Jump to content

Help with document


Recommended Posts

I recently bought a set of medals (1914 star, British war medal, victory medal, and good conduct medal) belonging to Company Quartermaster Sergeant Herbert Henry Waldren. He served in the 15682 regiment, part of the Royal Hong Kong Garrison Artillery. Does anyone know anything about this regiment, or where I might find information on it? I found the following document in the British National Archives. Any idea what it means? Thanks for your help!

-Alex

Link to comment
Share on other sites

The X with dots indicates that the details next to it are those shown on the BWM & Victory Medals, which show the highest rank achieved during the war, with the original unit.

The X without dots shows that the details next to it are shown on the 1914-15 Star.

These X's & dots distinguish between different ranks, serial numbers & units shown on the different medals, so I don't really understand what they indicate on this MIC, as they show the unit attached to, rank & serial number marked by X & dots, & just the rank & serial number marked by the X rather than any change of detail - perhaps it indicates that he's no longer attached to the Royal Hong Kong Garrison Artillery but is back with the RGA?

Here's a link to some info. on the unit:

http://1914-1918.invisionzone.com/forums/i...showtopic=14517

Link to comment
Share on other sites

You'll actually find him in two medal roll books one being the 1914/15 Star Roll and the other being the BWM & Victory Rolls hence the indication of page numbers. In the Rolls will be his actual rank at the date the Star was awarded and similar will be found in the BWM & Victory Roll.

During the Great War the unit was actually known as the Hong Kong Singapore Battalion, R.G.A. and had consisted of 5 Company's rather than batteries up to 1913, not all of whom were based in Hong Kong. No.5 Coy for instance had origianlly been No.1 Coy, Ceylon-Mauritius Bn, R.G.A. who didn't join the Bn until April 1908 and was then designated No.5 Coy.

In 1913 No.1 Coy was redesiganted as 1st Mountain Bty.

Graham.

Edited by Graham Stewart
Link to comment
Share on other sites

  • 4 weeks later...

Join the conversation

You can post now and register later. If you have an account, sign in now to post with your account.

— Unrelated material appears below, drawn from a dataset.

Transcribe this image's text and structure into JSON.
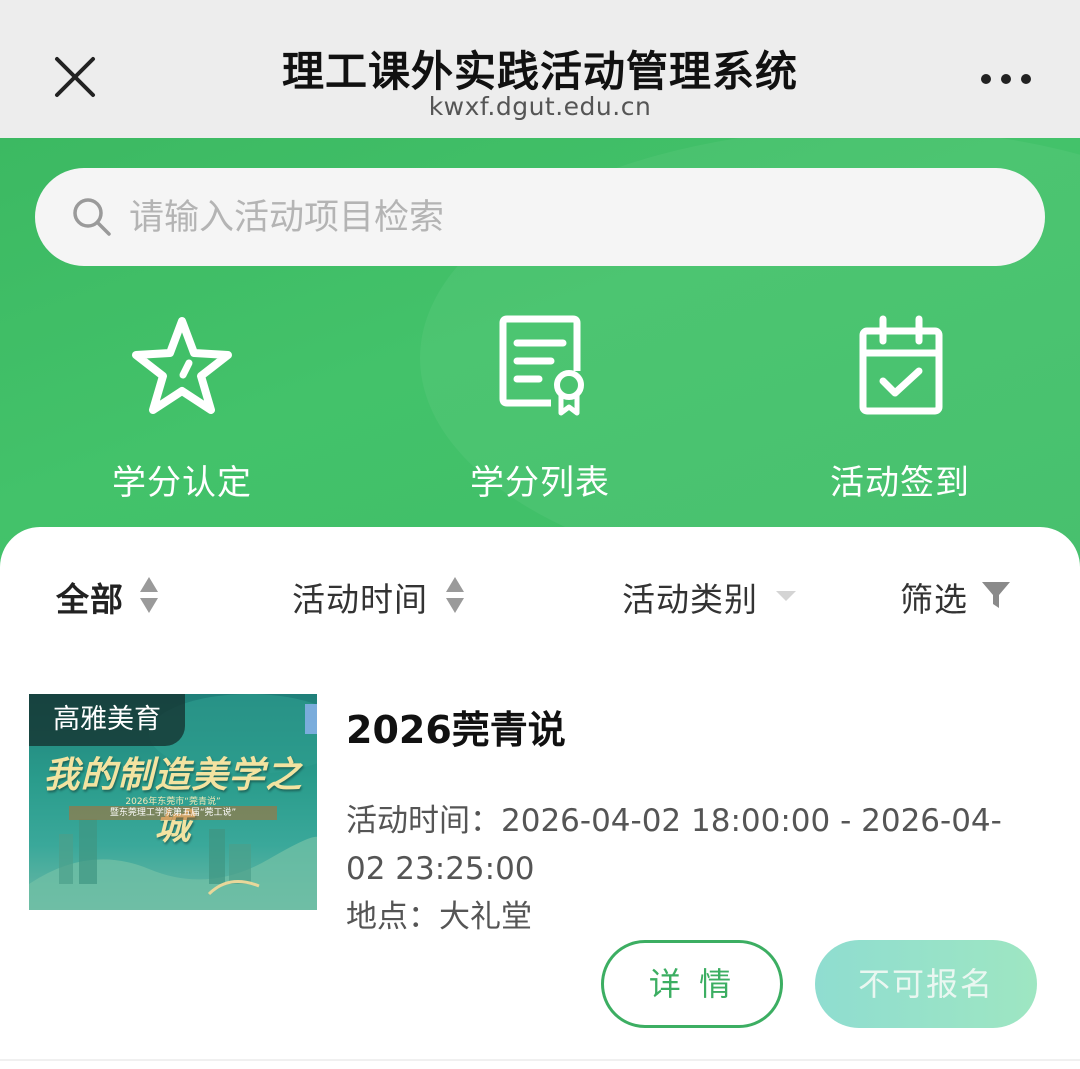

Guest
Reply to this topic...

×   Pasted as rich text.   Paste as plain text instead

  Only 75 emoji are allowed.

×   Your link has been automatically embedded.   Display as a link instead

×   Your previous content has been restored.   Clear editor

×   You cannot paste images directly. Upload or insert images from URL.

 Share

  • Blog Comments

    • As a theology student my professor, a much published former Naval chaplain, set us an essay, saying that if we could answer that successfully we would be guaranteed  a good degree "Which of the gospel writers was the biggest liar, discuss."   I got a good mark, but  don't want to be burned for heresy.   P
    • As my father used to say: "Tain't so much Pappy's a liar - he just remembers big."  
    • Brian: First, let me say that I always enjoy reading your blog and your "spot on" comments.  Another fine topic with such a broad expansion into so many different facets.  I had watched this a week or two ago and when reading your blog, it reminded me of this great quote.   There is a great video on the origins of "Who was Murphy in Murphy's Law"   Anyway, about mid way through this video, there is this great quote and I think it sums it up quite well to your statem
    • I've received word from the Curator that she has permission to re-open this summer.   We're already making plans for a November event at the Museum.   Michael
    • I recall I did the same on hot days at Old Fort York back in 1973-74 - wool uniforms, and at 90F they would let you take your backpack off.   Michael
×
×
  • Create New...